[Stored dataset items]

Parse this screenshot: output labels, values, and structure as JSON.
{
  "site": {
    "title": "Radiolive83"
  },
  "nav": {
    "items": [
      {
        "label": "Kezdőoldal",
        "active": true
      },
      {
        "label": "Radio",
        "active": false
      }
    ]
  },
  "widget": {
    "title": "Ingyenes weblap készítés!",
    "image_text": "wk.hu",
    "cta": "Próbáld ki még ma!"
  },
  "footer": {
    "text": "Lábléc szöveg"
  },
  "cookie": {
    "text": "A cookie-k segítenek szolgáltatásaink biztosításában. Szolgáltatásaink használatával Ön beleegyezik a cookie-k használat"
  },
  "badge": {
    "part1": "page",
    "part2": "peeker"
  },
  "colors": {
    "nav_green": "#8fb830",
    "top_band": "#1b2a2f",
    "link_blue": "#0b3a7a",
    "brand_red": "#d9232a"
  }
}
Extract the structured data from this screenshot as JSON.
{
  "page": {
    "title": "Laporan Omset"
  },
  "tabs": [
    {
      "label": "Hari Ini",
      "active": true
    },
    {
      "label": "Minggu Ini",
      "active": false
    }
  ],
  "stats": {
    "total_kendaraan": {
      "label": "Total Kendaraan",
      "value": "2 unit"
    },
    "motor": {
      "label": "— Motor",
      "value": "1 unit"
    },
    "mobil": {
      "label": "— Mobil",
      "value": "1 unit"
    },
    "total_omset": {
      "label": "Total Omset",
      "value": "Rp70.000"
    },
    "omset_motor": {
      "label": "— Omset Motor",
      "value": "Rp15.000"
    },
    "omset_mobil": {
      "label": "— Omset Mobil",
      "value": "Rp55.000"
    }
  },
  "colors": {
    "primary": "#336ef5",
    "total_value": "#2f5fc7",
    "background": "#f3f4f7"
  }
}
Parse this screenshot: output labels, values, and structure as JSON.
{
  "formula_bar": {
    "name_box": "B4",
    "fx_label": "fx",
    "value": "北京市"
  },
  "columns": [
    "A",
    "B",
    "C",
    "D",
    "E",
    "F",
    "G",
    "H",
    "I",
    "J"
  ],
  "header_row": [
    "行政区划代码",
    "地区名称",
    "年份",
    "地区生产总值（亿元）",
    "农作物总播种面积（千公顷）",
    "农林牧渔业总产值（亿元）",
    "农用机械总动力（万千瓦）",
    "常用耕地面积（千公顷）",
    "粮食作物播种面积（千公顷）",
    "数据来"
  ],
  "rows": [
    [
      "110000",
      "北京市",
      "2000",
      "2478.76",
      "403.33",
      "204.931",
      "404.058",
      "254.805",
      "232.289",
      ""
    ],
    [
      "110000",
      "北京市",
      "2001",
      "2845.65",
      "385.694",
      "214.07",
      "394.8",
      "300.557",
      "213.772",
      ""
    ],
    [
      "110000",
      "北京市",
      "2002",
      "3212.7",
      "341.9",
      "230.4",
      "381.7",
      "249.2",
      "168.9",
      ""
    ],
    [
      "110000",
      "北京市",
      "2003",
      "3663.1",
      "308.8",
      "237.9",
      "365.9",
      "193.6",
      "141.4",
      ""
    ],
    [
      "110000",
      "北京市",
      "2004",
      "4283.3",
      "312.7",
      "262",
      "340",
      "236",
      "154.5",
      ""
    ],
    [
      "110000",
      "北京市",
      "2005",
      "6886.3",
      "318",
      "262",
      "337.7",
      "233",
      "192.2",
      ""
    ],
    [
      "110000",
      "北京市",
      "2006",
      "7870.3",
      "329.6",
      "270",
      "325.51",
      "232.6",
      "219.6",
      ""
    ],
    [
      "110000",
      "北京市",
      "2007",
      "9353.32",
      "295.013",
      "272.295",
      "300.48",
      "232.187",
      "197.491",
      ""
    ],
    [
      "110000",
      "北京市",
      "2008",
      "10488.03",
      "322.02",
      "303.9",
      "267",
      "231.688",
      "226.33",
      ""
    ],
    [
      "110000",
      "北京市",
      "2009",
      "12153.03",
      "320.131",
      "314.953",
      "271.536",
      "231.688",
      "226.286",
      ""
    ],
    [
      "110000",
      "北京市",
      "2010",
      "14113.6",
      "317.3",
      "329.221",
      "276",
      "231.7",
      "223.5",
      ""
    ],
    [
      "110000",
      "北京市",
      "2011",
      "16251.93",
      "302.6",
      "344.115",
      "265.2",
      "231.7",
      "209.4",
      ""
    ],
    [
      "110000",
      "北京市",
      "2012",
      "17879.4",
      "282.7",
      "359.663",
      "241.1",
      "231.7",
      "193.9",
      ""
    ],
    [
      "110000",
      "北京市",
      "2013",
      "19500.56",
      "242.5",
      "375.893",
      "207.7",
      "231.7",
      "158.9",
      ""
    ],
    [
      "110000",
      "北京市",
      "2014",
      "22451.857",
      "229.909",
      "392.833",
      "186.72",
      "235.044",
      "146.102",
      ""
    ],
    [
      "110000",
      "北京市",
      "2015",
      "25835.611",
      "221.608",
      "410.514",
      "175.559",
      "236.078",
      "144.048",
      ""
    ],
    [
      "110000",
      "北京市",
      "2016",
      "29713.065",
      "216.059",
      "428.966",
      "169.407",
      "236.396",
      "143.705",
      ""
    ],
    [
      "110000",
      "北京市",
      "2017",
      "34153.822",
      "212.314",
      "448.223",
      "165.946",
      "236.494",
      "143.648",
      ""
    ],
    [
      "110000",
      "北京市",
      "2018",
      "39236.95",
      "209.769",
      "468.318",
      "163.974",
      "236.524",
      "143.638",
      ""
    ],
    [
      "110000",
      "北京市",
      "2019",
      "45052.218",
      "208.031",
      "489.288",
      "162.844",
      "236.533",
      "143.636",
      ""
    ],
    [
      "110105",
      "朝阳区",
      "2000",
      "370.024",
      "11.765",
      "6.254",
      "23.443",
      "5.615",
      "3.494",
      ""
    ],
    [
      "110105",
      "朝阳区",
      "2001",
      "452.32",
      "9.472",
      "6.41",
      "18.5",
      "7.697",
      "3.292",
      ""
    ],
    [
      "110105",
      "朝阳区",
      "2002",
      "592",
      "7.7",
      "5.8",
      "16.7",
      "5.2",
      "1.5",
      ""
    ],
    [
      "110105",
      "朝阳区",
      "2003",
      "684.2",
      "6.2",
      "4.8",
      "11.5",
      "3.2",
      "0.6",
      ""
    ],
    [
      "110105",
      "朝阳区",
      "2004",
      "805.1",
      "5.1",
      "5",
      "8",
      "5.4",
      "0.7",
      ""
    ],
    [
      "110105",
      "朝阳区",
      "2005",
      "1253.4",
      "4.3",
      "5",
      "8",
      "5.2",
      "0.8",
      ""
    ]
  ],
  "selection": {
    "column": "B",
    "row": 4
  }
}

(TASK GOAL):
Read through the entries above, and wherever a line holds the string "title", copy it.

(ANSWER TO THIS TASK):
    "title": "Radiolive83"
    "title": "Ingyenes weblap készítés!",
    "title": "Laporan Omset"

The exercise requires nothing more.